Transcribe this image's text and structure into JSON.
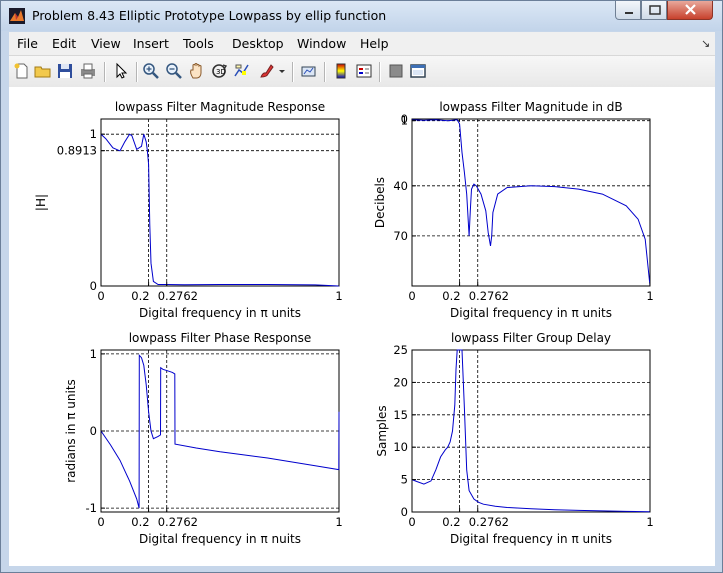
{
  "window": {
    "title": "Problem 8.43 Elliptic Prototype Lowpass by ellip function",
    "icon": "matlab-figure-icon"
  },
  "menu": [
    "File",
    "Edit",
    "View",
    "Insert",
    "Tools",
    "Desktop",
    "Window",
    "Help"
  ],
  "toolbar": [
    "new-figure-icon",
    "open-file-icon",
    "save-icon",
    "print-icon",
    "pointer-icon",
    "zoom-in-icon",
    "zoom-out-icon",
    "pan-icon",
    "rotate-3d-icon",
    "data-cursor-icon",
    "brush-icon",
    "link-plot-icon",
    "colorbar-icon",
    "legend-icon",
    "hide-plot-tools-icon",
    "show-plot-tools-icon"
  ],
  "colors": {
    "plot_line": "#0000cc",
    "axes": "#000000",
    "grid": "#000000",
    "window_frame": "#c6d6ea"
  },
  "chart_data": [
    {
      "type": "line",
      "title": "lowpass Filter Magnitude Response",
      "xlabel": "Digital frequency in π units",
      "ylabel": "|H|",
      "xlim": [
        0,
        1
      ],
      "ylim": [
        0,
        1.1
      ],
      "x_ticks": [
        "0",
        "0.2",
        "0.2762",
        "1"
      ],
      "x_tick_values": [
        0,
        0.2,
        0.2762,
        1
      ],
      "y_ticks": [
        "0",
        "0.8913",
        "1"
      ],
      "y_tick_values": [
        0,
        0.8913,
        1
      ],
      "grid": "dashed at ticks",
      "series": [
        {
          "x": [
            0,
            0.02,
            0.05,
            0.08,
            0.1,
            0.12,
            0.13,
            0.15,
            0.17,
            0.18,
            0.19,
            0.195,
            0.2,
            0.205,
            0.21,
            0.22,
            0.24,
            0.2762,
            0.35,
            0.5,
            0.7,
            0.9,
            1
          ],
          "y": [
            1,
            0.97,
            0.91,
            0.89,
            0.95,
            1,
            0.99,
            0.9,
            0.92,
            1,
            0.95,
            0.89,
            0.8,
            0.4,
            0.15,
            0.03,
            0.01,
            0.01,
            0.008,
            0.01,
            0.01,
            0.007,
            0.0
          ]
        }
      ]
    },
    {
      "type": "line",
      "title": "lowpass Filter Magnitude in dB",
      "xlabel": "Digital frequency in π units",
      "ylabel": "Decibels",
      "xlim": [
        0,
        1
      ],
      "ylim": [
        -100,
        0
      ],
      "y_reversed_labels": true,
      "x_ticks": [
        "0",
        "0.2",
        "0.2762",
        "1"
      ],
      "x_tick_values": [
        0,
        0.2,
        0.2762,
        1
      ],
      "y_ticks": [
        "1",
        "0",
        "40",
        "70"
      ],
      "y_tick_values": [
        -1,
        0,
        -40,
        -70
      ],
      "grid": "dashed at ticks",
      "series": [
        {
          "x": [
            0,
            0.05,
            0.1,
            0.15,
            0.19,
            0.2,
            0.21,
            0.22,
            0.23,
            0.24,
            0.245,
            0.25,
            0.26,
            0.27,
            0.29,
            0.31,
            0.32,
            0.33,
            0.335,
            0.34,
            0.36,
            0.4,
            0.5,
            0.6,
            0.7,
            0.8,
            0.9,
            0.95,
            0.98,
            1
          ],
          "y": [
            -0.5,
            -0.8,
            -0.5,
            -1.0,
            -0.5,
            -3,
            -20,
            -32,
            -45,
            -70,
            -55,
            -42,
            -39,
            -40,
            -45,
            -55,
            -68,
            -76,
            -70,
            -56,
            -45,
            -41,
            -40,
            -40.5,
            -42,
            -45,
            -52,
            -60,
            -72,
            -100
          ]
        }
      ]
    },
    {
      "type": "line",
      "title": "lowpass Filter Phase Response",
      "xlabel": "Digital frequency in π nuits",
      "ylabel": "radians in π units",
      "xlim": [
        0,
        1
      ],
      "ylim": [
        -1.05,
        1.05
      ],
      "x_ticks": [
        "0",
        "0.2",
        "0.2762",
        "1"
      ],
      "x_tick_values": [
        0,
        0.2,
        0.2762,
        1
      ],
      "y_ticks": [
        "-1",
        "0",
        "1"
      ],
      "y_tick_values": [
        -1,
        0,
        1
      ],
      "grid": "dashed at ticks",
      "series": [
        {
          "x": [
            0,
            0.04,
            0.08,
            0.12,
            0.15,
            0.16,
            0.161,
            0.17,
            0.18,
            0.19,
            0.2,
            0.21,
            0.22,
            0.24,
            0.25,
            0.251,
            0.26,
            0.28,
            0.3,
            0.31,
            0.311,
            0.4,
            0.5,
            0.6,
            0.7,
            0.8,
            0.9,
            0.999,
            1
          ],
          "y": [
            0,
            -0.18,
            -0.38,
            -0.65,
            -0.88,
            -1.0,
            0.98,
            0.95,
            0.85,
            0.6,
            0.25,
            0.0,
            -0.1,
            -0.07,
            -0.05,
            0.82,
            0.8,
            0.78,
            0.76,
            0.74,
            -0.17,
            -0.22,
            -0.27,
            -0.31,
            -0.35,
            -0.4,
            -0.45,
            -0.5,
            0.25
          ]
        }
      ]
    },
    {
      "type": "line",
      "title": "lowpass Filter Group Delay",
      "xlabel": "Digital frequency in π units",
      "ylabel": "Samples",
      "xlim": [
        0,
        1
      ],
      "ylim": [
        0,
        25
      ],
      "x_ticks": [
        "0",
        "0.2",
        "0.2762",
        "1"
      ],
      "x_tick_values": [
        0,
        0.2,
        0.2762,
        1
      ],
      "y_ticks": [
        "0",
        "5",
        "10",
        "15",
        "20",
        "25"
      ],
      "y_tick_values": [
        0,
        5,
        10,
        15,
        20,
        25
      ],
      "grid": "dashed at ticks",
      "series": [
        {
          "x": [
            0,
            0.02,
            0.05,
            0.08,
            0.1,
            0.12,
            0.14,
            0.15,
            0.16,
            0.17,
            0.18,
            0.185,
            0.19,
            0.2,
            0.21,
            0.22,
            0.23,
            0.24,
            0.26,
            0.28,
            0.3,
            0.35,
            0.4,
            0.5,
            0.6,
            0.7,
            0.8,
            0.9,
            1
          ],
          "y": [
            5,
            4.7,
            4.3,
            4.8,
            6.5,
            8.5,
            9.6,
            10.0,
            10.8,
            12.5,
            16.5,
            22,
            25,
            25,
            25,
            16,
            6.5,
            3.3,
            2.0,
            1.5,
            1.2,
            0.9,
            0.7,
            0.5,
            0.35,
            0.25,
            0.17,
            0.1,
            0.05
          ]
        }
      ]
    }
  ]
}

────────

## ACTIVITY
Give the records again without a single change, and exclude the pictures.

## REPLY TO THE EXERCISE
Transcribe this image's text and structure into JSON.
{
  "window": {
    "title": "Problem 8.43 Elliptic Prototype Lowpass by ellip function",
    "icon": "matlab-figure-icon"
  },
  "menu": [
    "File",
    "Edit",
    "View",
    "Insert",
    "Tools",
    "Desktop",
    "Window",
    "Help"
  ],
  "toolbar": [
    "new-figure-icon",
    "open-file-icon",
    "save-icon",
    "print-icon",
    "pointer-icon",
    "zoom-in-icon",
    "zoom-out-icon",
    "pan-icon",
    "rotate-3d-icon",
    "data-cursor-icon",
    "brush-icon",
    "link-plot-icon",
    "colorbar-icon",
    "legend-icon",
    "hide-plot-tools-icon",
    "show-plot-tools-icon"
  ],
  "colors": {
    "plot_line": "#0000cc",
    "axes": "#000000",
    "grid": "#000000",
    "window_frame": "#c6d6ea"
  },
  "chart_data": [
    {
      "type": "line",
      "title": "lowpass Filter Magnitude Response",
      "xlabel": "Digital frequency in π units",
      "ylabel": "|H|",
      "xlim": [
        0,
        1
      ],
      "ylim": [
        0,
        1.1
      ],
      "x_ticks": [
        "0",
        "0.2",
        "0.2762",
        "1"
      ],
      "x_tick_values": [
        0,
        0.2,
        0.2762,
        1
      ],
      "y_ticks": [
        "0",
        "0.8913",
        "1"
      ],
      "y_tick_values": [
        0,
        0.8913,
        1
      ],
      "grid": "dashed at ticks",
      "series": [
        {
          "x": [
            0,
            0.02,
            0.05,
            0.08,
            0.1,
            0.12,
            0.13,
            0.15,
            0.17,
            0.18,
            0.19,
            0.195,
            0.2,
            0.205,
            0.21,
            0.22,
            0.24,
            0.2762,
            0.35,
            0.5,
            0.7,
            0.9,
            1
          ],
          "y": [
            1,
            0.97,
            0.91,
            0.89,
            0.95,
            1,
            0.99,
            0.9,
            0.92,
            1,
            0.95,
            0.89,
            0.8,
            0.4,
            0.15,
            0.03,
            0.01,
            0.01,
            0.008,
            0.01,
            0.01,
            0.007,
            0.0
          ]
        }
      ]
    },
    {
      "type": "line",
      "title": "lowpass Filter Magnitude in dB",
      "xlabel": "Digital frequency in π units",
      "ylabel": "Decibels",
      "xlim": [
        0,
        1
      ],
      "ylim": [
        -100,
        0
      ],
      "y_reversed_labels": true,
      "x_ticks": [
        "0",
        "0.2",
        "0.2762",
        "1"
      ],
      "x_tick_values": [
        0,
        0.2,
        0.2762,
        1
      ],
      "y_ticks": [
        "1",
        "0",
        "40",
        "70"
      ],
      "y_tick_values": [
        -1,
        0,
        -40,
        -70
      ],
      "grid": "dashed at ticks",
      "series": [
        {
          "x": [
            0,
            0.05,
            0.1,
            0.15,
            0.19,
            0.2,
            0.21,
            0.22,
            0.23,
            0.24,
            0.245,
            0.25,
            0.26,
            0.27,
            0.29,
            0.31,
            0.32,
            0.33,
            0.335,
            0.34,
            0.36,
            0.4,
            0.5,
            0.6,
            0.7,
            0.8,
            0.9,
            0.95,
            0.98,
            1
          ],
          "y": [
            -0.5,
            -0.8,
            -0.5,
            -1.0,
            -0.5,
            -3,
            -20,
            -32,
            -45,
            -70,
            -55,
            -42,
            -39,
            -40,
            -45,
            -55,
            -68,
            -76,
            -70,
            -56,
            -45,
            -41,
            -40,
            -40.5,
            -42,
            -45,
            -52,
            -60,
            -72,
            -100
          ]
        }
      ]
    },
    {
      "type": "line",
      "title": "lowpass Filter Phase Response",
      "xlabel": "Digital frequency in π nuits",
      "ylabel": "radians in π units",
      "xlim": [
        0,
        1
      ],
      "ylim": [
        -1.05,
        1.05
      ],
      "x_ticks": [
        "0",
        "0.2",
        "0.2762",
        "1"
      ],
      "x_tick_values": [
        0,
        0.2,
        0.2762,
        1
      ],
      "y_ticks": [
        "-1",
        "0",
        "1"
      ],
      "y_tick_values": [
        -1,
        0,
        1
      ],
      "grid": "dashed at ticks",
      "series": [
        {
          "x": [
            0,
            0.04,
            0.08,
            0.12,
            0.15,
            0.16,
            0.161,
            0.17,
            0.18,
            0.19,
            0.2,
            0.21,
            0.22,
            0.24,
            0.25,
            0.251,
            0.26,
            0.28,
            0.3,
            0.31,
            0.311,
            0.4,
            0.5,
            0.6,
            0.7,
            0.8,
            0.9,
            0.999,
            1
          ],
          "y": [
            0,
            -0.18,
            -0.38,
            -0.65,
            -0.88,
            -1.0,
            0.98,
            0.95,
            0.85,
            0.6,
            0.25,
            0.0,
            -0.1,
            -0.07,
            -0.05,
            0.82,
            0.8,
            0.78,
            0.76,
            0.74,
            -0.17,
            -0.22,
            -0.27,
            -0.31,
            -0.35,
            -0.4,
            -0.45,
            -0.5,
            0.25
          ]
        }
      ]
    },
    {
      "type": "line",
      "title": "lowpass Filter Group Delay",
      "xlabel": "Digital frequency in π units",
      "ylabel": "Samples",
      "xlim": [
        0,
        1
      ],
      "ylim": [
        0,
        25
      ],
      "x_ticks": [
        "0",
        "0.2",
        "0.2762",
        "1"
      ],
      "x_tick_values": [
        0,
        0.2,
        0.2762,
        1
      ],
      "y_ticks": [
        "0",
        "5",
        "10",
        "15",
        "20",
        "25"
      ],
      "y_tick_values": [
        0,
        5,
        10,
        15,
        20,
        25
      ],
      "grid": "dashed at ticks",
      "series": [
        {
          "x": [
            0,
            0.02,
            0.05,
            0.08,
            0.1,
            0.12,
            0.14,
            0.15,
            0.16,
            0.17,
            0.18,
            0.185,
            0.19,
            0.2,
            0.21,
            0.22,
            0.23,
            0.24,
            0.26,
            0.28,
            0.3,
            0.35,
            0.4,
            0.5,
            0.6,
            0.7,
            0.8,
            0.9,
            1
          ],
          "y": [
            5,
            4.7,
            4.3,
            4.8,
            6.5,
            8.5,
            9.6,
            10.0,
            10.8,
            12.5,
            16.5,
            22,
            25,
            25,
            25,
            16,
            6.5,
            3.3,
            2.0,
            1.5,
            1.2,
            0.9,
            0.7,
            0.5,
            0.35,
            0.25,
            0.17,
            0.1,
            0.05
          ]
        }
      ]
    }
  ]
}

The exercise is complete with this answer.